Top of DATASET
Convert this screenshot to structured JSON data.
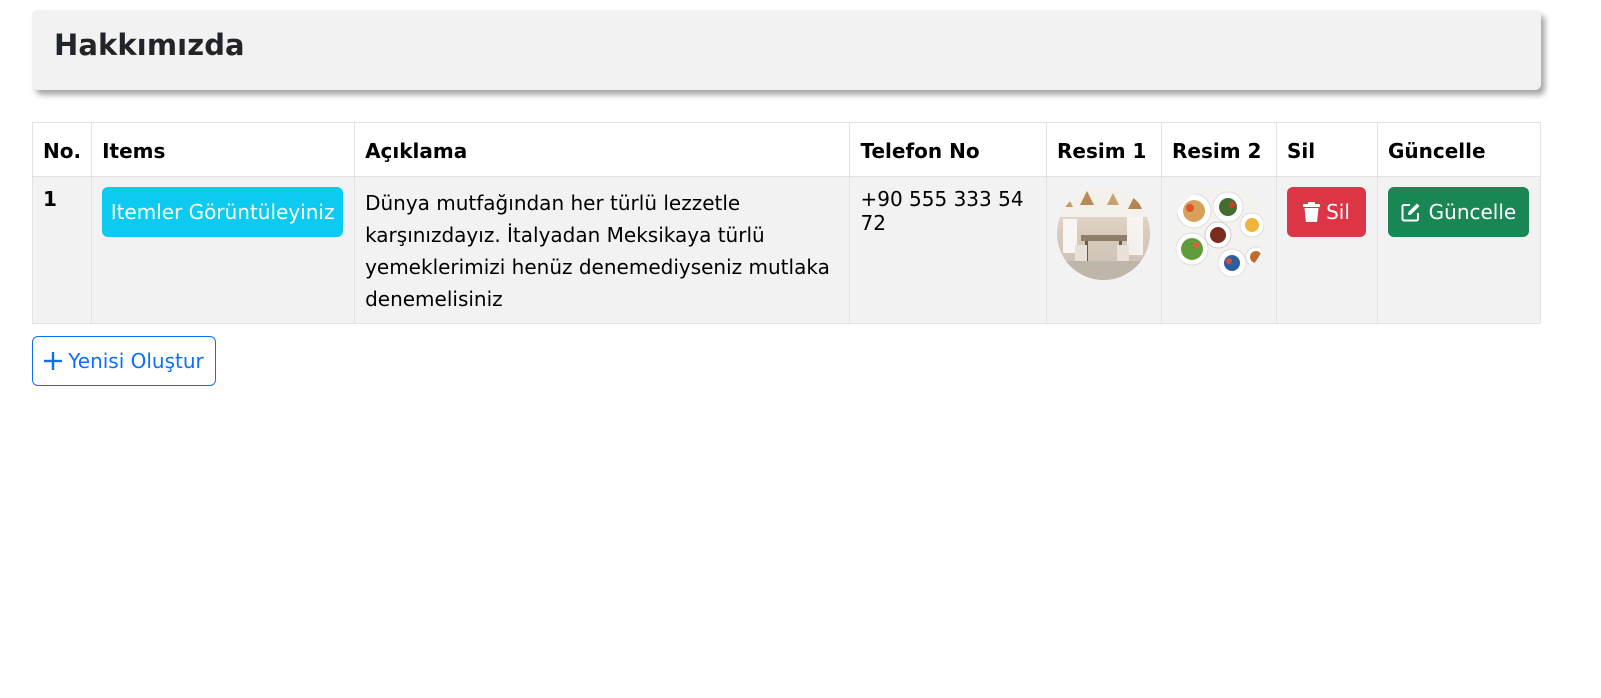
{
  "header": {
    "title": "Hakkımızda"
  },
  "table": {
    "columns": [
      "No.",
      "Items",
      "Açıklama",
      "Telefon No",
      "Resim 1",
      "Resim 2",
      "Sil",
      "Güncelle"
    ],
    "rows": [
      {
        "no": "1",
        "items_button": "Itemler Görüntüleyiniz",
        "description": "Dünya mutfağından her türlü lezzetle karşınızdayız. İtalyadan Meksikaya türlü yemeklerimizi henüz denemediyseniz mutlaka denemelisiniz",
        "phone": "+90 555 333 54 72",
        "image1_icon": "restaurant-interior-image",
        "image2_icon": "food-plates-image",
        "delete_label": "Sil",
        "delete_icon": "trash-icon",
        "update_label": "Güncelle",
        "update_icon": "edit-icon"
      }
    ]
  },
  "create_button": {
    "label": "Yenisi Oluştur",
    "icon": "plus-icon"
  },
  "colors": {
    "info": "#0dcaf0",
    "danger": "#dc3545",
    "success": "#198754",
    "primary": "#0d6efd",
    "header_bg": "#f2f2f2"
  }
}
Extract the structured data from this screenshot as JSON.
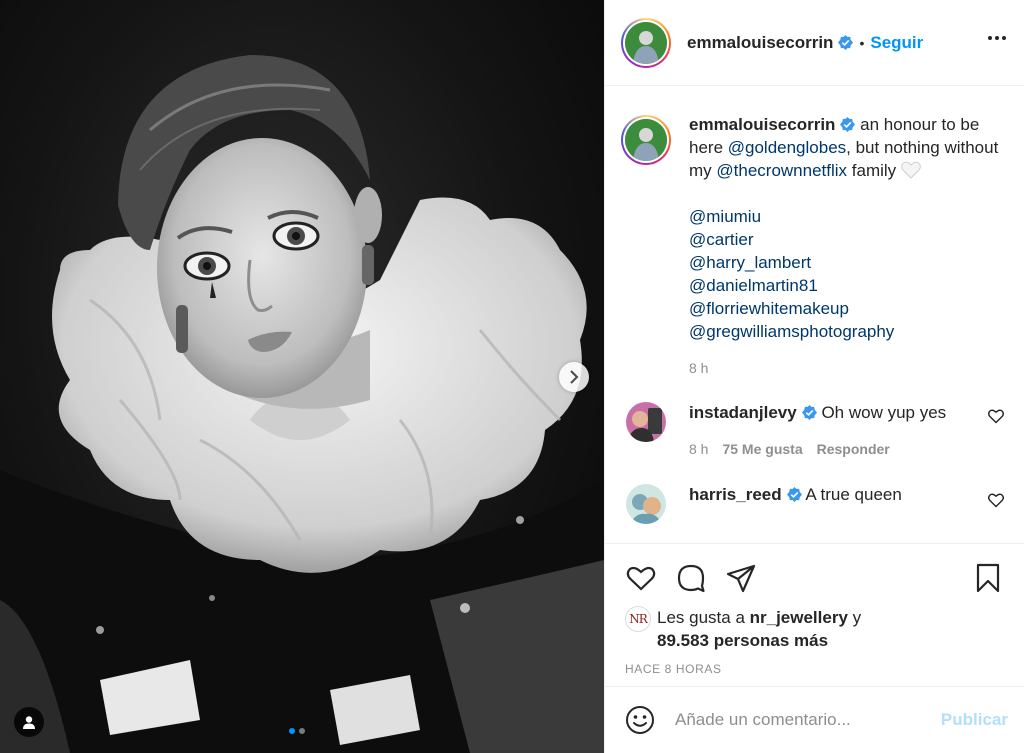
{
  "post": {
    "username": "emmalouisecorrin",
    "separator": "•",
    "follow_label": "Seguir",
    "more_icon": "more-options-icon"
  },
  "caption": {
    "username": "emmalouisecorrin",
    "text_1": " an honour to be here ",
    "mention_1": "@goldenglobes",
    "text_2": ", but nothing without my ",
    "mention_2": "@thecrownnetflix",
    "text_3": " family ",
    "credits": [
      "@miumiu",
      "@cartier",
      "@harry_lambert",
      "@danielmartin81",
      "@florriewhitemakeup",
      "@gregwilliamsphotography"
    ],
    "time": "8 h"
  },
  "comments": [
    {
      "username": "instadanjlevy",
      "text": " Oh wow yup yes",
      "time": "8 h",
      "likes": "75 Me gusta",
      "reply": "Responder"
    },
    {
      "username": "harris_reed",
      "text": " A true queen"
    }
  ],
  "likes": {
    "avatar_initials": "NR",
    "prefix": "Les gusta a ",
    "user": "nr_jewellery",
    "middle": " y",
    "count": "89.583 personas más"
  },
  "posted_ago": "HACE 8 HORAS",
  "add_comment": {
    "placeholder": "Añade un comentario...",
    "submit_label": "Publicar"
  },
  "carousel": {
    "current": 1,
    "total": 2
  },
  "colors": {
    "accent": "#0095f6",
    "mention": "#00376b",
    "muted": "#8e8e8e",
    "submit_disabled": "#b2dffc"
  }
}
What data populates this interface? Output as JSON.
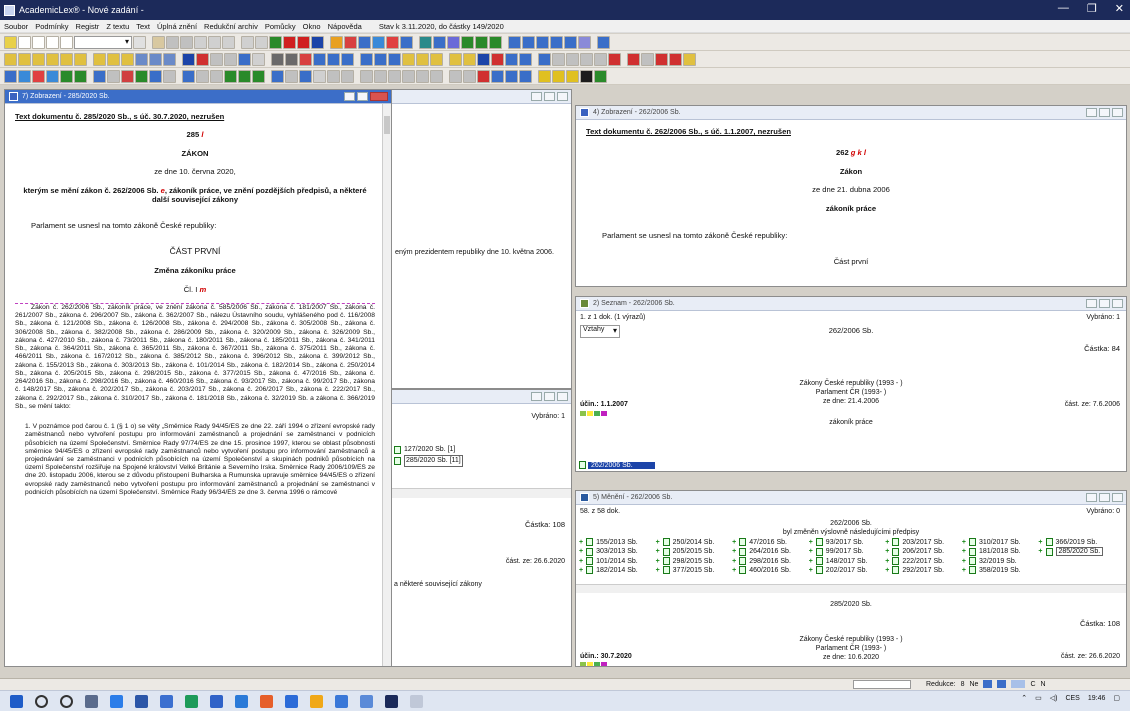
{
  "window": {
    "title": "AcademicLex® - Nové zadání -"
  },
  "menu": {
    "items": [
      "Soubor",
      "Podmínky",
      "Registr",
      "Z textu",
      "Text",
      "Úplná znění",
      "Redukční archiv",
      "Pomůcky",
      "Okno",
      "Nápověda"
    ],
    "status": "Stav k 3.11.2020, do částky 149/2020"
  },
  "win_left": {
    "title": "7) Zobrazení - 285/2020 Sb.",
    "heading": "Text dokumentu č. 285/2020 Sb., s úč. 30.7.2020, nezrušen",
    "number": "285",
    "number_suffix": "l",
    "type": "ZÁKON",
    "date": "ze dne 10. června 2020,",
    "subject_line1": "kterým se mění zákon č. 262/2006 Sb.",
    "subject_mark": "e",
    "subject_line2": ", zákoník práce, ve znění pozdějších předpisů, a některé",
    "subject_line3": "další související zákony",
    "preamble": "Parlament se usnesl na tomto zákoně České republiky:",
    "part": "ČÁST PRVNÍ",
    "part_title": "Změna zákoníku práce",
    "article": "Čl. I",
    "article_mark": "m",
    "para1": "Zákon č. 262/2006 Sb., zákoník práce, ve znění zákona č. 585/2006 Sb., zákona č. 181/2007 Sb., zákona č. 261/2007 Sb., zákona č. 296/2007 Sb., zákona č. 362/2007 Sb., nálezu Ústavního soudu, vyhlášeného pod č. 116/2008 Sb., zákona č. 121/2008 Sb., zákona č. 126/2008 Sb., zákona č. 294/2008 Sb., zákona č. 305/2008 Sb., zákona č. 306/2008 Sb., zákona č. 382/2008 Sb., zákona č. 286/2009 Sb., zákona č. 320/2009 Sb., zákona č. 326/2009 Sb., zákona č. 427/2010 Sb., zákona č. 73/2011 Sb., zákona č. 180/2011 Sb., zákona č. 185/2011 Sb., zákona č. 341/2011 Sb., zákona č. 364/2011 Sb., zákona č. 365/2011 Sb., zákona č. 367/2011 Sb., zákona č. 375/2011 Sb., zákona č. 466/2011 Sb., zákona č. 167/2012 Sb., zákona č. 385/2012 Sb., zákona č. 396/2012 Sb., zákona č. 399/2012 Sb., zákona č. 155/2013 Sb., zákona č. 303/2013 Sb., zákona č. 101/2014 Sb., zákona č. 182/2014 Sb., zákona č. 250/2014 Sb., zákona č. 205/2015 Sb., zákona č. 298/2015 Sb., zákona č. 377/2015 Sb., zákona č. 47/2016 Sb., zákona č. 264/2016 Sb., zákona č. 298/2016 Sb., zákona č. 460/2016 Sb., zákona č. 93/2017 Sb., zákona č. 99/2017 Sb., zákona č. 148/2017 Sb., zákona č. 202/2017 Sb., zákona č. 203/2017 Sb., zákona č. 206/2017 Sb., zákona č. 222/2017 Sb., zákona č. 292/2017 Sb., zákona č. 310/2017 Sb., zákona č. 181/2018 Sb., zákona č. 32/2019 Sb. a zákona č. 366/2019 Sb., se mění takto:",
    "para2": "1. V poznámce pod čarou č. 1 (§ 1 o) se věty „Směrnice Rady 94/45/ES ze dne 22. září 1994 o zřízení evropské rady zaměstnanců nebo vytvoření postupu pro informování zaměstnanců a projednání se zaměstnanci v podnicích působících na území Společenství. Směrnice Rady 97/74/ES ze dne 15. prosince 1997, kterou se oblast působnosti směrnice 94/45/ES o zřízení evropské rady zaměstnanců nebo vytvoření postupu pro informování zaměstnanců a projednávání se zaměstnanci v podnicích působících na území Společenství a skupinách podniků působících na území Společenství rozšiřuje na Spojené království Velké Británie a Severního Irska. Směrnice Rady 2006/109/ES ze dne 20. listopadu 2006, kterou se z důvodu přistoupení Bulharska a Rumunska upravuje směrnice 94/45/ES o zřízení evropské rady zaměstnanců nebo vytvoření postupu pro informování zaměstnanců a projednání se zaměstnanci v podnicích působících na území Společenství. Směrnice Rady 96/34/ES ze dne 3. června 1996 o rámcové"
  },
  "win_mid_top": {
    "text": "eným prezidentem republiky dne 10. května 2006."
  },
  "win_mid_bottom": {
    "selected": "Vybráno: 1",
    "items": [
      "127/2020 Sb. [1]",
      "285/2020 Sb. [11]"
    ],
    "castka": "Částka: 108",
    "cast": "část. ze: 26.6.2020",
    "related": "a některé související zákony"
  },
  "win_right_top": {
    "title": "4) Zobrazení - 262/2006 Sb.",
    "heading": "Text dokumentu č. 262/2006 Sb., s úč. 1.1.2007, nezrušen",
    "number": "262",
    "marks": "g k l",
    "type": "Zákon",
    "date": "ze dne 21. dubna 2006",
    "name": "zákoník práce",
    "preamble": "Parlament se usnesl na tomto zákoně České republiky:",
    "part": "Část první"
  },
  "win_seznam": {
    "title": "2) Seznam - 262/2006 Sb.",
    "count": "1. z 1 dok. (1 výrazů)",
    "selected": "Vybráno: 1",
    "combo": "Vztahy",
    "doc": "262/2006 Sb.",
    "castka": "Částka: 84",
    "issuer1": "Zákony České republiky (1993 -   )",
    "issuer2": "Parlament ČR (1993-   )",
    "ucinnost": "účin.: 1.1.2007",
    "date": "ze dne: 21.4.2006",
    "cast": "část. ze: 7.6.2006",
    "name": "zákoník práce",
    "list_item": "262/2006 Sb."
  },
  "win_meneni": {
    "title": "5) Měnění - 262/2006 Sb.",
    "count": "58. z 58 dok.",
    "selected": "Vybráno: 0",
    "doc": "262/2006 Sb.",
    "subtitle": "byl změněn výslovně následujícími předpisy",
    "grid": [
      "155/2013 Sb.",
      "250/2014 Sb.",
      "47/2016 Sb.",
      "93/2017 Sb.",
      "203/2017 Sb.",
      "310/2017 Sb.",
      "366/2019 Sb.",
      "303/2013 Sb.",
      "205/2015 Sb.",
      "264/2016 Sb.",
      "99/2017 Sb.",
      "206/2017 Sb.",
      "181/2018 Sb.",
      "285/2020 Sb.",
      "101/2014 Sb.",
      "298/2015 Sb.",
      "298/2016 Sb.",
      "148/2017 Sb.",
      "222/2017 Sb.",
      "32/2019 Sb.",
      "",
      "182/2014 Sb.",
      "377/2015 Sb.",
      "460/2016 Sb.",
      "202/2017 Sb.",
      "292/2017 Sb.",
      "358/2019 Sb.",
      ""
    ],
    "doc2": "285/2020 Sb.",
    "castka2": "Částka: 108",
    "issuer1": "Zákony České republiky (1993 -   )",
    "issuer2": "Parlament ČR (1993-   )",
    "ucinnost": "účin.: 30.7.2020",
    "date": "ze dne: 10.6.2020",
    "cast": "část. ze: 26.6.2020"
  },
  "statusbar": {
    "reduction": "Redukce:",
    "reduction_val": "8",
    "ne": "Ne",
    "lang": "C",
    "lang2": "N"
  },
  "taskbar": {
    "lang": "CES",
    "time": "19:46"
  },
  "colors": {
    "accent": "#3c6ec8",
    "red_mark": "#d00000",
    "green": "#1a8a1a",
    "selection": "#1c44a8"
  }
}
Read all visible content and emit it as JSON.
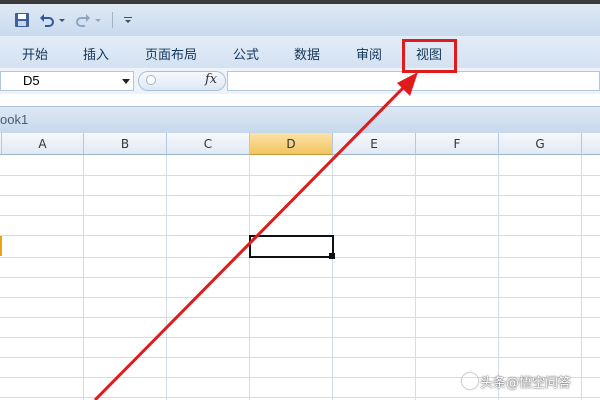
{
  "quick_access": {
    "save_icon": "save-icon",
    "undo_icon": "undo-icon",
    "redo_icon": "redo-icon",
    "customize_icon": "customize-dropdown-icon"
  },
  "ribbon": {
    "tabs": [
      "开始",
      "插入",
      "页面布局",
      "公式",
      "数据",
      "审阅",
      "视图"
    ],
    "highlighted_tab": "视图"
  },
  "formula_bar": {
    "name_box": "D5",
    "fx_label": "fx",
    "formula": ""
  },
  "workbook": {
    "title": "ook1"
  },
  "sheet": {
    "columns": [
      "A",
      "B",
      "C",
      "D",
      "E",
      "F",
      "G"
    ],
    "active_column": "D",
    "active_cell": "D5"
  },
  "annotation": {
    "color": "#e01b1b"
  },
  "watermark": {
    "text": "头条@悟空问答"
  }
}
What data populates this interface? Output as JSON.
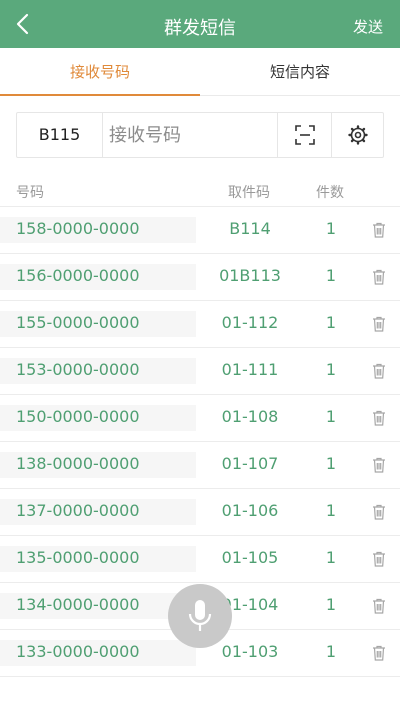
{
  "header": {
    "title": "群发短信",
    "send_label": "发送"
  },
  "tabs": [
    {
      "label": "接收号码"
    },
    {
      "label": "短信内容"
    }
  ],
  "input": {
    "prefix": "B115",
    "placeholder": "接收号码"
  },
  "columns": {
    "number": "号码",
    "code": "取件码",
    "count": "件数"
  },
  "rows": [
    {
      "number": "158-0000-0000",
      "code": "B114",
      "count": "1"
    },
    {
      "number": "156-0000-0000",
      "code": "01B113",
      "count": "1"
    },
    {
      "number": "155-0000-0000",
      "code": "01-112",
      "count": "1"
    },
    {
      "number": "153-0000-0000",
      "code": "01-111",
      "count": "1"
    },
    {
      "number": "150-0000-0000",
      "code": "01-108",
      "count": "1"
    },
    {
      "number": "138-0000-0000",
      "code": "01-107",
      "count": "1"
    },
    {
      "number": "137-0000-0000",
      "code": "01-106",
      "count": "1"
    },
    {
      "number": "135-0000-0000",
      "code": "01-105",
      "count": "1"
    },
    {
      "number": "134-0000-0000",
      "code": "01-104",
      "count": "1"
    },
    {
      "number": "133-0000-0000",
      "code": "01-103",
      "count": "1"
    }
  ],
  "colors": {
    "brand": "#5aa97c",
    "accent": "#e08a3a",
    "value_text": "#4f9f72"
  },
  "icons": {
    "back": "back-arrow-icon",
    "scan": "scan-icon",
    "settings": "gear-icon",
    "delete": "trash-icon",
    "voice": "microphone-icon"
  }
}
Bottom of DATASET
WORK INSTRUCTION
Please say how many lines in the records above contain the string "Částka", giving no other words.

EXPECTED OUTPUT
3